Become certified. According to the BLS, you don't have to be licensed or certified to become a home health care aide, but many home health care aides start as certified nursing assistants (CNA). The certification gives them an advantage over other job candidates who are not certified. Undergo training at a local community college and then take the state test for CNAs. Typical training programs at community colleges last about six weeks, and some home care companies will hire you before you take the state exam. Training is also available through the Red Cross. Contact your local community college or a local unit of the Red Cross to find out more. Find listings for them in your telephone directory.

Start your own business. According to the BLS, more elderly people are choosing to remain at home through their golden years. Yet many will need help with shopping, light cleaning and chores. That could create a perfect opportunity for you to create your own business providing care for the elderly or physically challenged in their homes. Start by simply placing advertisements on free online sites. Also network with other professionals in home health care to generate leads. Charge hourly, daily or weekly fees for your service. Talk to others in the business and find out the going rate in your area for home health care. Then price your services accordingly.

Apply for a job with a nursing home or assistant living facility. Some nursing homes and assistant living companies offer outcall services for patients who want to remain at home. You may be hired to spend a few hours a day with a number of clients as you make your rounds. Find employment opportunities by networking and looking in your telephone directory for home care agencies. Call them or visit their websites to inquire about jobs.

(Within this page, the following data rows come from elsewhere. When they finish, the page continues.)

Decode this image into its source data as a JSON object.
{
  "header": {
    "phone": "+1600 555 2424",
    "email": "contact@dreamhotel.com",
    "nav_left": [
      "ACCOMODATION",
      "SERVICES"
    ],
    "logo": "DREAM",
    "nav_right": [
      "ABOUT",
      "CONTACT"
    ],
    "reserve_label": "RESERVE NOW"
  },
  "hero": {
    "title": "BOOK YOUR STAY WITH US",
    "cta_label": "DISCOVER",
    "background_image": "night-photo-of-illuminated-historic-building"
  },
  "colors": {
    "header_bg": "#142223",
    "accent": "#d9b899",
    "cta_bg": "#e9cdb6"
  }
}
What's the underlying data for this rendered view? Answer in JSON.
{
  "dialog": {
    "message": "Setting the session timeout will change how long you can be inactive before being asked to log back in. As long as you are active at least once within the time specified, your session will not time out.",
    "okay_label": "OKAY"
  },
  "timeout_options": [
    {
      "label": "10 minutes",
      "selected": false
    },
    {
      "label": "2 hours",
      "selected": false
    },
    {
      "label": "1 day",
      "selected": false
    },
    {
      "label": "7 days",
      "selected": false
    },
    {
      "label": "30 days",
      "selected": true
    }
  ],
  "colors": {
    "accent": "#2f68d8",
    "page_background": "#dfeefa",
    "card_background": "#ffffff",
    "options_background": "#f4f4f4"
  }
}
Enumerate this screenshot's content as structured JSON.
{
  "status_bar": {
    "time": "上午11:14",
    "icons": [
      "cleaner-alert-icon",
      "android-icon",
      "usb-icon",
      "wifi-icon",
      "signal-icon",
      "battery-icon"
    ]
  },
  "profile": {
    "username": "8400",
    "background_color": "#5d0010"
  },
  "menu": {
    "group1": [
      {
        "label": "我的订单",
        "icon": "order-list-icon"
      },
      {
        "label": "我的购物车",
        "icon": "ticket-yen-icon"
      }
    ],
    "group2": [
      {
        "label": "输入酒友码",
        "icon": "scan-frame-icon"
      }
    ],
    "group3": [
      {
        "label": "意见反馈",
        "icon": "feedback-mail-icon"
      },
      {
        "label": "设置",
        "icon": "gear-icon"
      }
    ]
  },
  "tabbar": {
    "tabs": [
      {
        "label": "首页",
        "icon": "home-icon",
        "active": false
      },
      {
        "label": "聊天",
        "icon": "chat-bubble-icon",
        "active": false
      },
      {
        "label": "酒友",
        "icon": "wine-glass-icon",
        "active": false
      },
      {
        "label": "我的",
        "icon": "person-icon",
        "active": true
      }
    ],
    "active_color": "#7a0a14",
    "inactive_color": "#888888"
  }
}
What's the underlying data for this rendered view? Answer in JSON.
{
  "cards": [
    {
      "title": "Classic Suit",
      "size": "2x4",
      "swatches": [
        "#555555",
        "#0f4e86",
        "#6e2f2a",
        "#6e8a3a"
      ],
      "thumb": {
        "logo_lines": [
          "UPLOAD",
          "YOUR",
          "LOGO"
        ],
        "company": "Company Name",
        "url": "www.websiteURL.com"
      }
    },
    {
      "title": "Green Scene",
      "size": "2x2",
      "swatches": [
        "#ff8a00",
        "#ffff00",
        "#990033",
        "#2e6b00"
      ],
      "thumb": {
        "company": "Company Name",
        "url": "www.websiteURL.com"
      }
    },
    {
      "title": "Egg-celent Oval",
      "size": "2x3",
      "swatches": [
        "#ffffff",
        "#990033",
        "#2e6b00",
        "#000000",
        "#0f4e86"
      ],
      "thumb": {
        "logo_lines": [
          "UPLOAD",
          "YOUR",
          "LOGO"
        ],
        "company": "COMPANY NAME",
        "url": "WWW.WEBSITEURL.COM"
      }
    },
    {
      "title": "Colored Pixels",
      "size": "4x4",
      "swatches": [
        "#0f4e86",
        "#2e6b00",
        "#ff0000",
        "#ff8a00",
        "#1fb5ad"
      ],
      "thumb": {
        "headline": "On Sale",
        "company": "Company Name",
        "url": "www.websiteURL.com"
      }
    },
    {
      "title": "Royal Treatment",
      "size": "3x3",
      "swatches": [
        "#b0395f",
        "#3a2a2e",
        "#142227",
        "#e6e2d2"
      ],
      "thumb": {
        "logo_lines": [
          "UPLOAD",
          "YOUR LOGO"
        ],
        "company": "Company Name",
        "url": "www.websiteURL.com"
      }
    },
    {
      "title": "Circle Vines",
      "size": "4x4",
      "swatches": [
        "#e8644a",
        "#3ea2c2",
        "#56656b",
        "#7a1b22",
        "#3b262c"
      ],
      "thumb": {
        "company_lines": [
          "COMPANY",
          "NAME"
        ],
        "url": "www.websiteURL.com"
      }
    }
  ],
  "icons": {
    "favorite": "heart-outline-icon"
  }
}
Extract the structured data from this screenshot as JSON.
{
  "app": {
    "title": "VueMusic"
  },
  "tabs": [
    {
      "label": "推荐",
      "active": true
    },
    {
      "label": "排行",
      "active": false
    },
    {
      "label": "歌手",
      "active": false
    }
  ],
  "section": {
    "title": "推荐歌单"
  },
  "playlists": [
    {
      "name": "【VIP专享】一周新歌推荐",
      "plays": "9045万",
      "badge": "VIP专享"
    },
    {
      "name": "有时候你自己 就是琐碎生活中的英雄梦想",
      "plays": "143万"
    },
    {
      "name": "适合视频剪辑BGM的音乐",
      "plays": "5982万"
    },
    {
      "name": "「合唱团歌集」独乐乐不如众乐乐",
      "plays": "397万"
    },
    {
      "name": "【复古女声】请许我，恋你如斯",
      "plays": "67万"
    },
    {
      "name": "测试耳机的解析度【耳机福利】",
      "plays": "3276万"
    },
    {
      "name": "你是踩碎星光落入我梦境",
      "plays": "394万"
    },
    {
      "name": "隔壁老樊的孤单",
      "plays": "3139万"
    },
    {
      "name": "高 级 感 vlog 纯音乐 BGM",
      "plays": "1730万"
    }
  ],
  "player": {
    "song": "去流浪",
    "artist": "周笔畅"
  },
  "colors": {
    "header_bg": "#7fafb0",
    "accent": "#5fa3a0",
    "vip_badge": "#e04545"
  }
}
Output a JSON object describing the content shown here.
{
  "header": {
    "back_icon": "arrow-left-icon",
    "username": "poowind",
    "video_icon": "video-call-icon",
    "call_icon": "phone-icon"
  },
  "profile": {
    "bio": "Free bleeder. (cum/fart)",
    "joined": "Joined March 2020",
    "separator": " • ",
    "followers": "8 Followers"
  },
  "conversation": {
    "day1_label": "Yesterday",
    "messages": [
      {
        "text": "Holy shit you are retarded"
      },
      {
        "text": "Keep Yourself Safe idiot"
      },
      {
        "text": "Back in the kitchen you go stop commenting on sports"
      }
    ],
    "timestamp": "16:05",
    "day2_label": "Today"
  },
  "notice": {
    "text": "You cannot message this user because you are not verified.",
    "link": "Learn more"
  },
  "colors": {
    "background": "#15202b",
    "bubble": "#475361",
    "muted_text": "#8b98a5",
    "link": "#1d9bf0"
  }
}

Apply for a job with hospitals or your county. Hospitals may also send out home health care aides as part of out-patient treatment programs, and some local social services programs also provide home health care aides for the elderly.

2016 Salary Information for Home Health Aides

Home health aides earned a median annual salary of $22,600 in 2016, according to the U.S. Bureau of Labor Statistics. On the low end, home health aides earned a 25th percentile salary of $19,890, meaning 75 percent earned more than this amount. The 75th percentile salary is $25,760, meaning 25 percent earn more. In 2016, 911,500 people were employed in the U.S. as home health aides.